A little while ago I did a short piece on my attempts to get global lighting working. To be honest I was pretty disappointed with the results so I’ve continued to look into alternative algorithms and this evening I’ve had a bit of a breakthrough.

To recap then, the basic lighting model I’m trying to simulate is a hemispherical light that provides the same amount of illumination from all directions. To simulate this lighting model I cast random rays from the point I’m trying to light into the environment. If they hit an object before reaching the hemisphere then there’s no light contribution from that ray. Otherwise I take the ray, compute the dot product with the surface normal, and multiply this by the hemisphere colour.

That was quite a lot of words, here’s the algorithm.

`for (i=0; i<samples; i++)`

{

ray = GenerateRandomRay();

if (Scene.Intersect(ray))

{

diffuse += GetDot(ray, normal);

}

}

diffuse /= samples;

And here’s the result if I use 64 samples per pixel.

The next thing I tried to reduce the noise was to use a sample grid instead of randomly casting 64 rays into the world.
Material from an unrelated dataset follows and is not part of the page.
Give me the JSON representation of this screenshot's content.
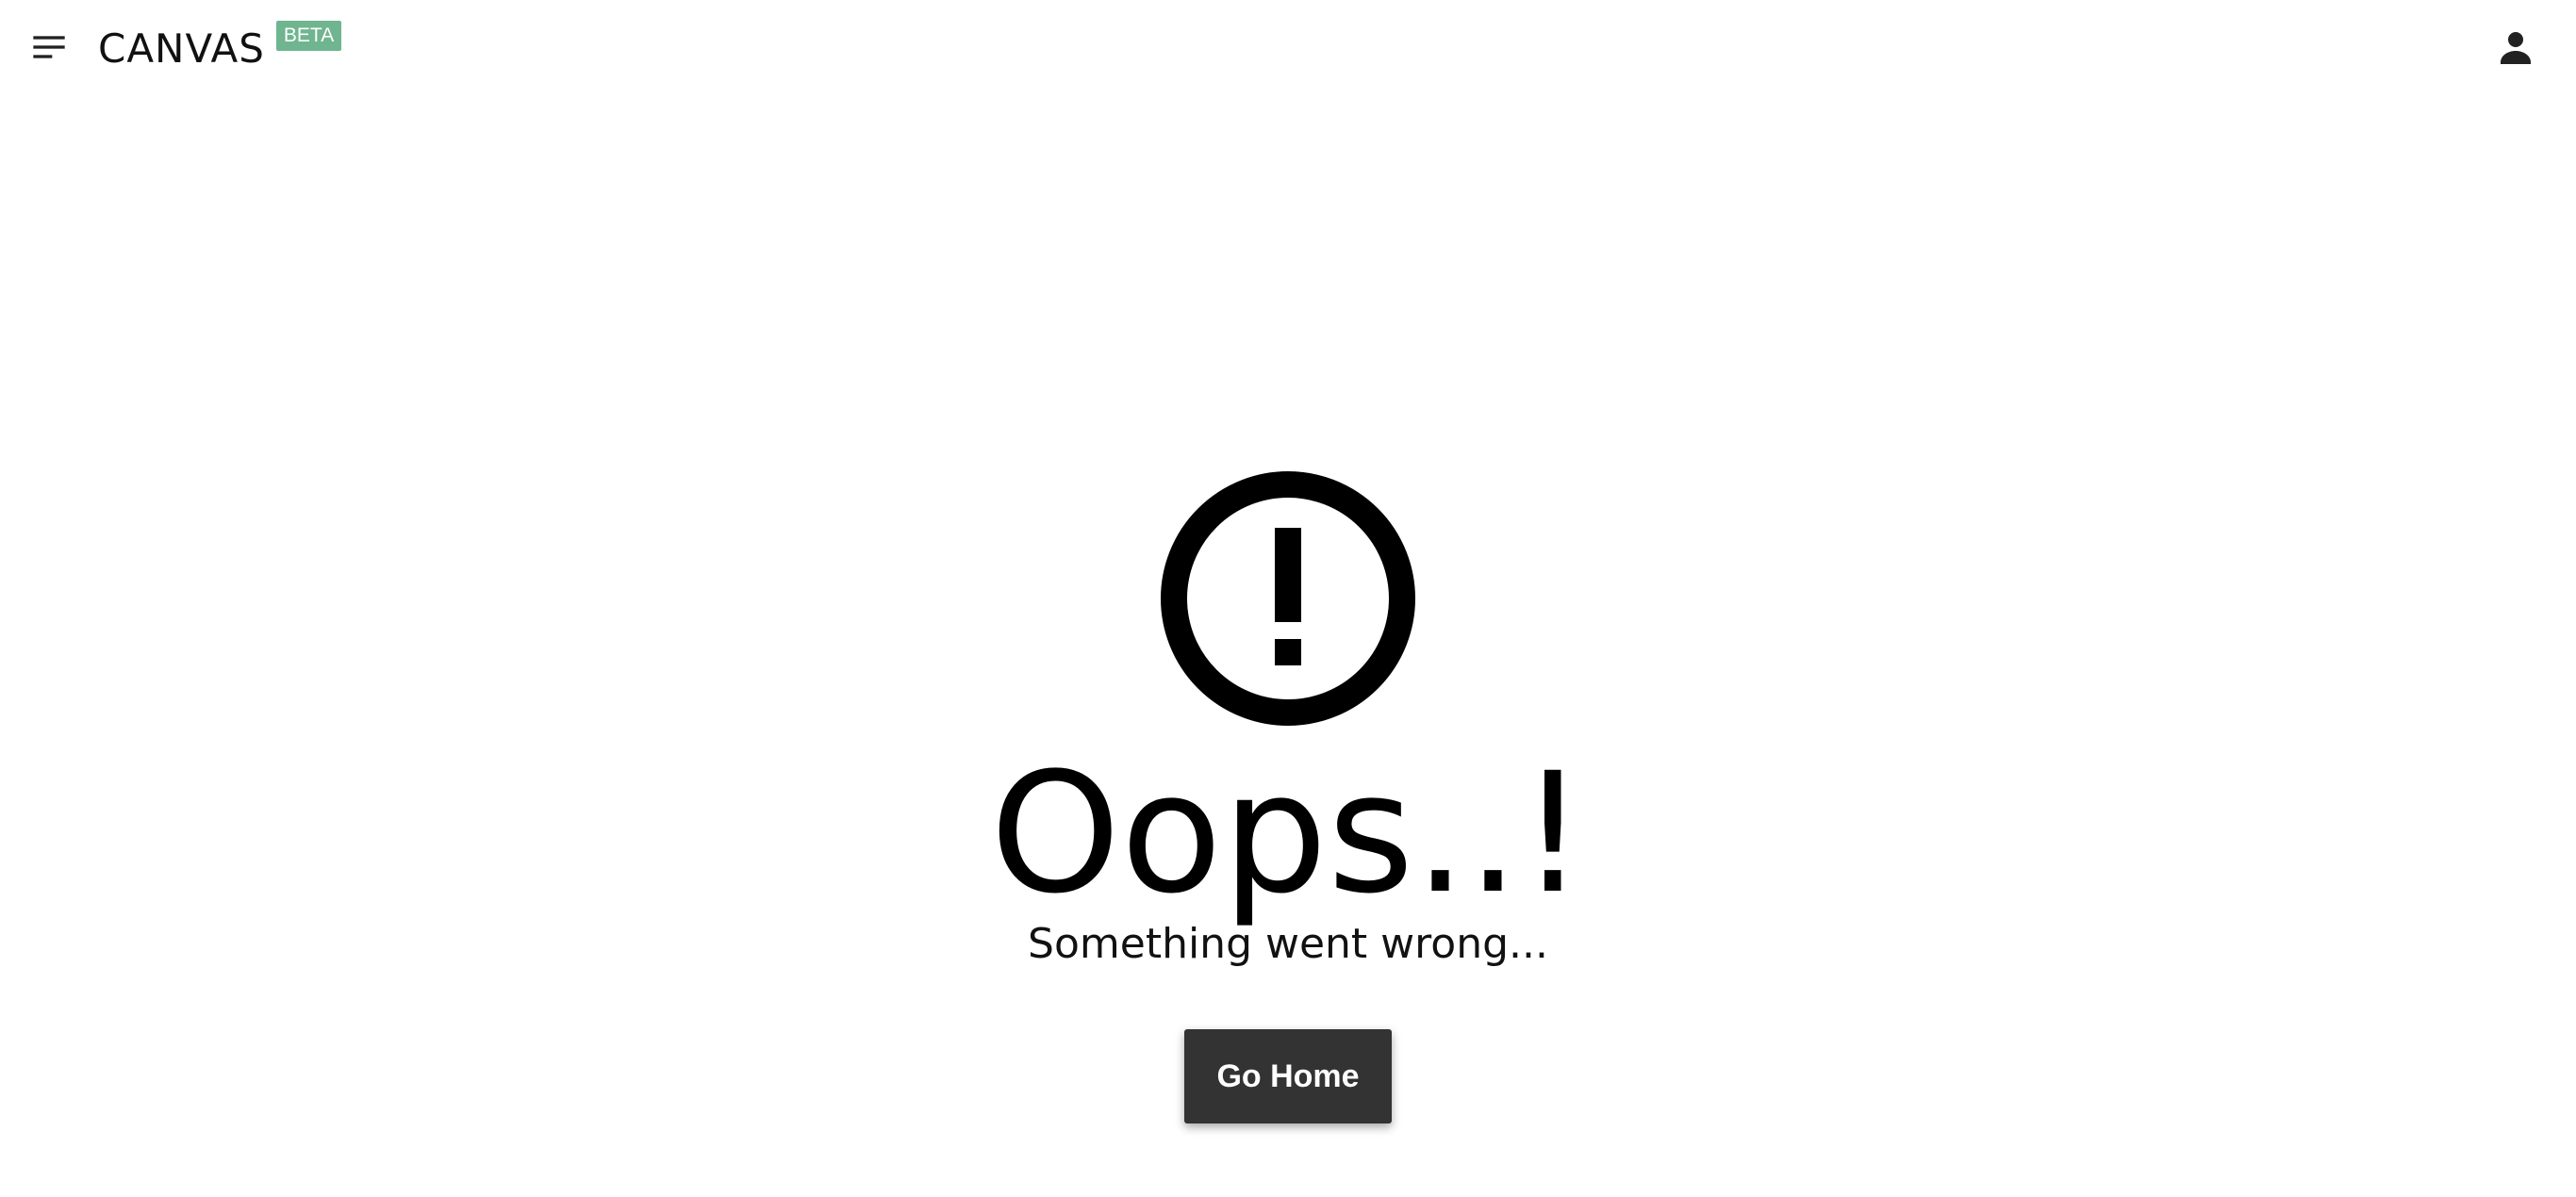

In a nutshell imagine you partition the visible sky into 64 seperate areas. The new algorithm will only cast 1 ray into each of the 64 areas. The lighting calculation remains the same as above.

Now I get a less noisy image…

You’ll notice that this is considerably less noisy, although it’s still going to take an awful lot of samples to get this looking good.

So now I’ve come across importance sampling and the basic idea is this. Random sample vectors which are cast at shallow objects to the object normal are going to add far less light to the overall diffuse calculation compared to rays from above. So rather than cast hundreds of rays at shallow angles, why not concentrate on sampling the more important angles more.

The algorithm for this is not massively dissimilar to the one above, but this time we use the lighting contribution to make a decision about whether we do a shadow test.

`int i=0;`

while (i<samples)

{

ray = GenerateRandomRay();

diffuseContribution = GetDot(ray, normal);

if (diffuseContribution<random.GetRand())

{

i++;

if (Scene.Intersect(ray))

{

diffuse ++;

}

}

}

diffuse /= samples;

Using this subtly modified algorithm we get the following result with 64 samples.

This is considerably better than 64 random samples as shown above, and we’re now well within range of getting very decent smooth results with more samples. For example, lets ramp up to 512 random samples…

So finally I’m happy with the global lighting solution. One thing I’m not entirely sure about is whether I need to square the diffuse term

`diffuse = diffuse * diffuse;`

before doing the importance test. If I square the diffuse component then I get the following.

I’m really not sure which is the right term, but the main difference with this image is the darker the shadows under the spheres compared to the lighting on the flat surfaces.

And for a final render I had a bit of fun with some procedural textures and got this result:

As ever, let me know if I went too quickly, happy to provide more detail.